The Unconditional Love Of Napalmpom

Having already proven themselves as a must-see live band – a self-contained party unit – they released their debut LP on Teenage Rampage Records. The Unconditional Love Of Napalmpom is 9 songs, er, love letters to the entire history of rock & roll music. These songs range from honest to goodness freedom rock anthems (“Get With Me”) to stoner rock epics inspired by Nick Cave spec scripts (“Ashes Ashes”) to mini rock operas about the similarities in hockey and punk rock uniforms (“Greg Ginn’s Sweater”). What they share is the pure joy with which they are played.

That joy extends to the album’s artwork. Drawing inspiration from the DoodleArt movement of the 1970s, art director Geoffrey Hanson (Robert Plant, Kings Of Leon) presents The Unconditional Love Of Napalmpom LP in matte black & white to encourage listeners to colour in their own copy. The first 200 copies of the LP even came with an official DoodleArt marker set!

Speaking of colouring (!?), following the departure of their original singer, Ian Thomas Day, to the United Kingdom in 2013, the Calgary-based band, made up of relative veterans (members of Forbidden Dimension, The Adam Brown, Beija Flor, The Silent Auction, Creeper, etc.) found his replacement, P.J. Lavergne, in the likeliest of places – at a local karaoke hangout. Everyone assumes he’s a roadie until he takes the stage. Then…then they fall in love with him.
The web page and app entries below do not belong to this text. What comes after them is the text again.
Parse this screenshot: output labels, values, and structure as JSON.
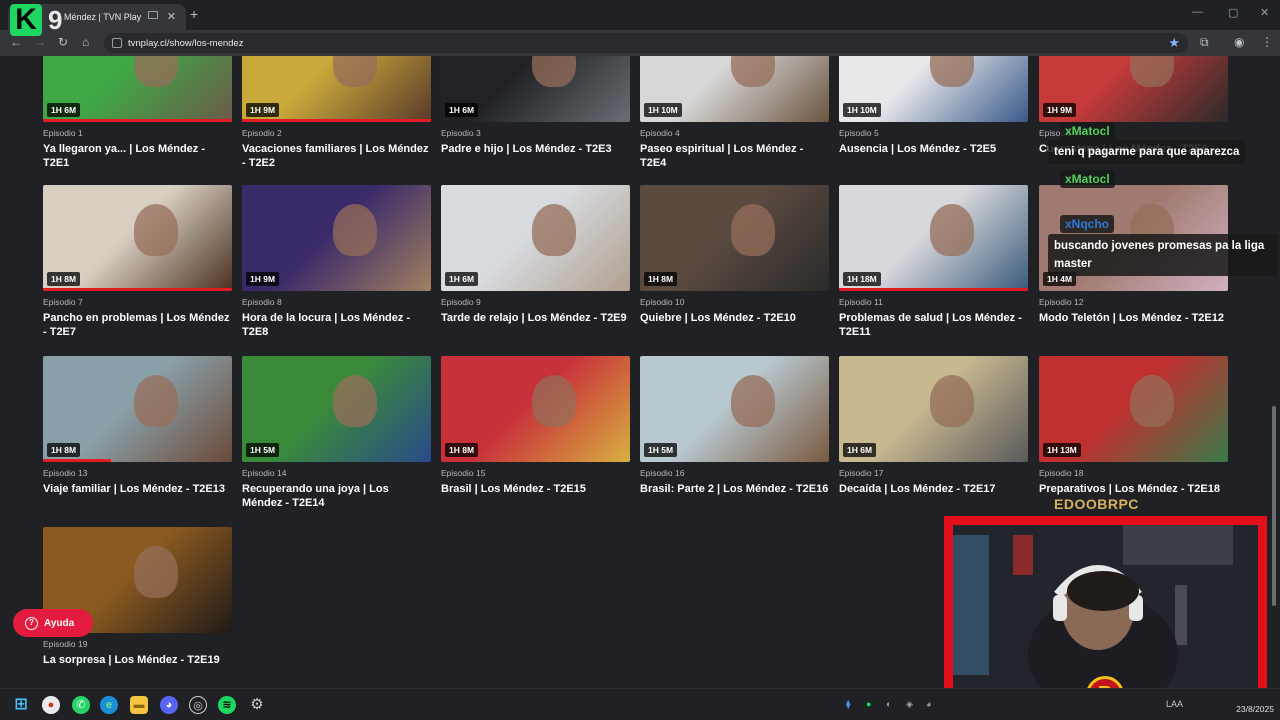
{
  "browser": {
    "tab_title": "Méndez | TVN Play",
    "url": "tvnplay.cl/show/los-mendez"
  },
  "overlay": {
    "logo_letter": "K",
    "logo_number": "9",
    "streamer_name": "EDOOBRPC"
  },
  "episodes": [
    {
      "label": "Episodio 1",
      "title": "Ya llegaron ya... | Los Méndez - T2E1",
      "duration": "1H 6M",
      "progress": 1.0
    },
    {
      "label": "Episodio 2",
      "title": "Vacaciones familiares | Los Méndez - T2E2",
      "duration": "1H 9M",
      "progress": 1.0
    },
    {
      "label": "Episodio 3",
      "title": "Padre e hijo | Los Méndez - T2E3",
      "duration": "1H 6M",
      "progress": 0
    },
    {
      "label": "Episodio 4",
      "title": "Paseo espiritual | Los Méndez - T2E4",
      "duration": "1H 10M",
      "progress": 0
    },
    {
      "label": "Episodio 5",
      "title": "Ausencia | Los Méndez - T2E5",
      "duration": "1H 10M",
      "progress": 0
    },
    {
      "label": "Episodio 6",
      "title": "Cuarentena | Los Méndez - T2E6",
      "duration": "1H 9M",
      "progress": 0
    },
    {
      "label": "Episodio 7",
      "title": "Pancho en problemas | Los Méndez - T2E7",
      "duration": "1H 8M",
      "progress": 1.0
    },
    {
      "label": "Episodio 8",
      "title": "Hora de la locura | Los Méndez - T2E8",
      "duration": "1H 9M",
      "progress": 0
    },
    {
      "label": "Episodio 9",
      "title": "Tarde de relajo | Los Méndez - T2E9",
      "duration": "1H 6M",
      "progress": 0
    },
    {
      "label": "Episodio 10",
      "title": "Quiebre | Los Méndez - T2E10",
      "duration": "1H 8M",
      "progress": 0
    },
    {
      "label": "Episodio 11",
      "title": "Problemas de salud | Los Méndez - T2E11",
      "duration": "1H 18M",
      "progress": 1.0
    },
    {
      "label": "Episodio 12",
      "title": "Modo Teletón | Los Méndez - T2E12",
      "duration": "1H 4M",
      "progress": 0
    },
    {
      "label": "Episodio 13",
      "title": "Viaje familiar | Los Méndez - T2E13",
      "duration": "1H 8M",
      "progress": 0.36
    },
    {
      "label": "Episodio 14",
      "title": "Recuperando una joya | Los Méndez - T2E14",
      "duration": "1H 5M",
      "progress": 0
    },
    {
      "label": "Episodio 15",
      "title": "Brasil | Los Méndez - T2E15",
      "duration": "1H 8M",
      "progress": 0
    },
    {
      "label": "Episodio 16",
      "title": "Brasil: Parte 2 | Los Méndez - T2E16",
      "duration": "1H 5M",
      "progress": 0
    },
    {
      "label": "Episodio 17",
      "title": "Decaída | Los Méndez - T2E17",
      "duration": "1H 6M",
      "progress": 0
    },
    {
      "label": "Episodio 18",
      "title": "Preparativos | Los Méndez - T2E18",
      "duration": "1H 13M",
      "progress": 0
    },
    {
      "label": "Episodio 19",
      "title": "La sorpresa | Los Méndez - T2E19",
      "duration": "",
      "progress": 0
    }
  ],
  "chat": [
    {
      "user": "xMatocl",
      "message": "teni q pagarme para que aparezca",
      "user_color": "#4fd35b"
    },
    {
      "user": "xMatocl",
      "message": "",
      "user_color": "#4fd35b"
    },
    {
      "user": "xNqcho",
      "message": "buscando jovenes promesas pa la liga master",
      "user_color": "#2f7bd9"
    }
  ],
  "help_button": "Ayuda",
  "taskbar": {
    "lang": "LAA",
    "date": "23/8/2025"
  },
  "colors": {
    "accent_red": "#e31b23",
    "background": "#1f2125"
  }
}
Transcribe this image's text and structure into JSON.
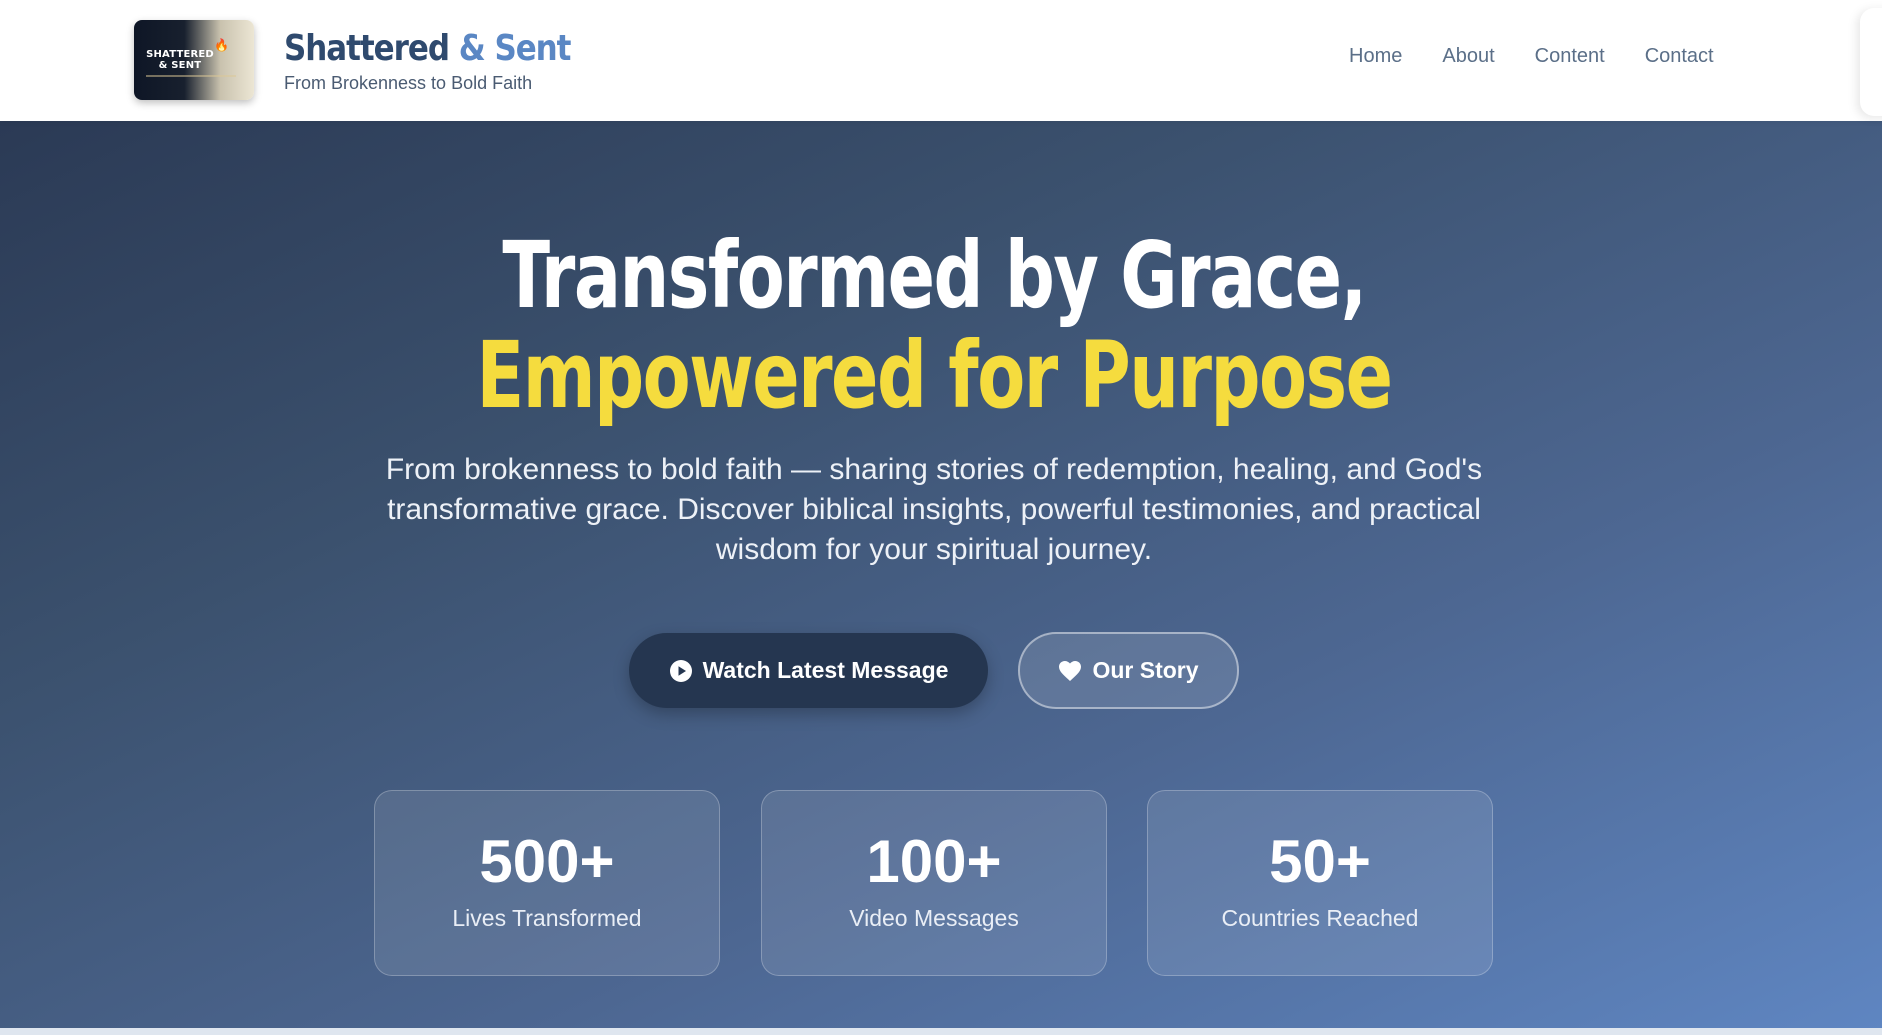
{
  "brand": {
    "logo_text": "SHATTERED & SENT",
    "title_part1": "Shattered",
    "title_part2": "& Sent",
    "tagline": "From Brokenness to Bold Faith"
  },
  "nav": {
    "items": [
      {
        "label": "Home"
      },
      {
        "label": "About"
      },
      {
        "label": "Content"
      },
      {
        "label": "Contact"
      }
    ]
  },
  "hero": {
    "headline_line1": "Transformed by Grace,",
    "headline_line2": "Empowered for Purpose",
    "subtext": "From brokenness to bold faith — sharing stories of redemption, healing, and God's transformative grace. Discover biblical insights, powerful testimonies, and practical wisdom for your spiritual journey.",
    "primary_button": "Watch Latest Message",
    "secondary_button": "Our Story"
  },
  "stats": [
    {
      "value": "500+",
      "label": "Lives Transformed"
    },
    {
      "value": "100+",
      "label": "Video Messages"
    },
    {
      "value": "50+",
      "label": "Countries Reached"
    }
  ],
  "colors": {
    "brand_dark": "#2f4a6e",
    "brand_light": "#5a87c4",
    "accent_yellow": "#f5dc3e",
    "button_dark": "#253650",
    "nav_text": "#5b6f88"
  },
  "icons": {
    "primary_button_icon": "play-circle-icon",
    "secondary_button_icon": "heart-icon"
  }
}
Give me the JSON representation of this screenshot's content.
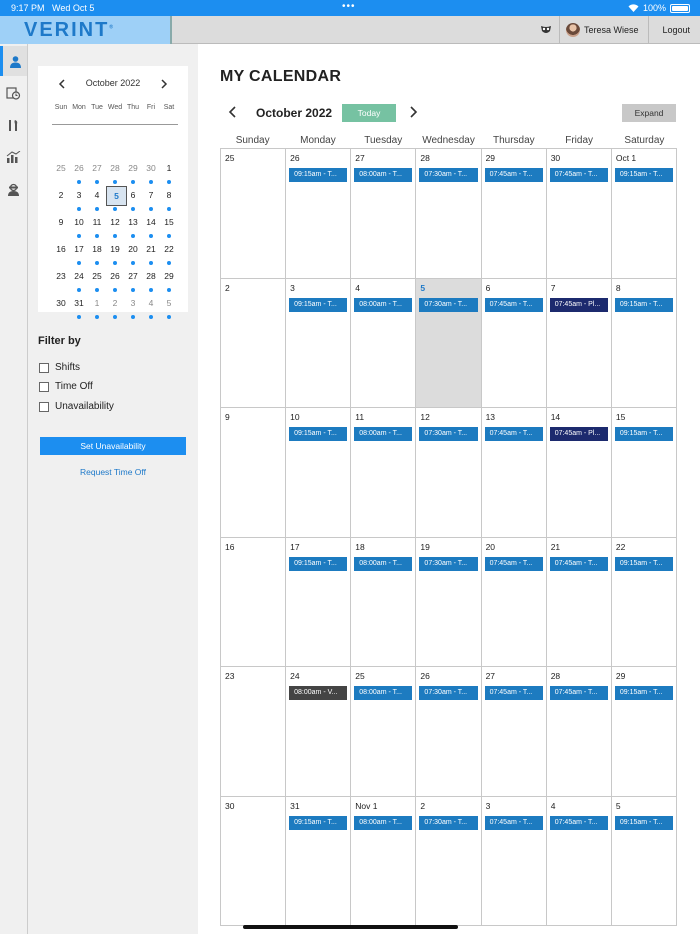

…and love is a common theme for these folks. While they might choose rock & roll itself as the subject they are smitten by, and though they might not always be proclaiming it as eloquently as Leonard Cohen on Songs Of Love And Hate, make no mistake, these are songs of exactly that: a love for music that understands that the ‘rock’ and the ‘roll’ are equally important in the equation and a hate for the assumption that anything with a guitar solo must be an ironic joke.

“If you like kickass rock ‘n’ roll, then your new favourite band (and my new favourite band) is Napalmpom.” – BeatRoute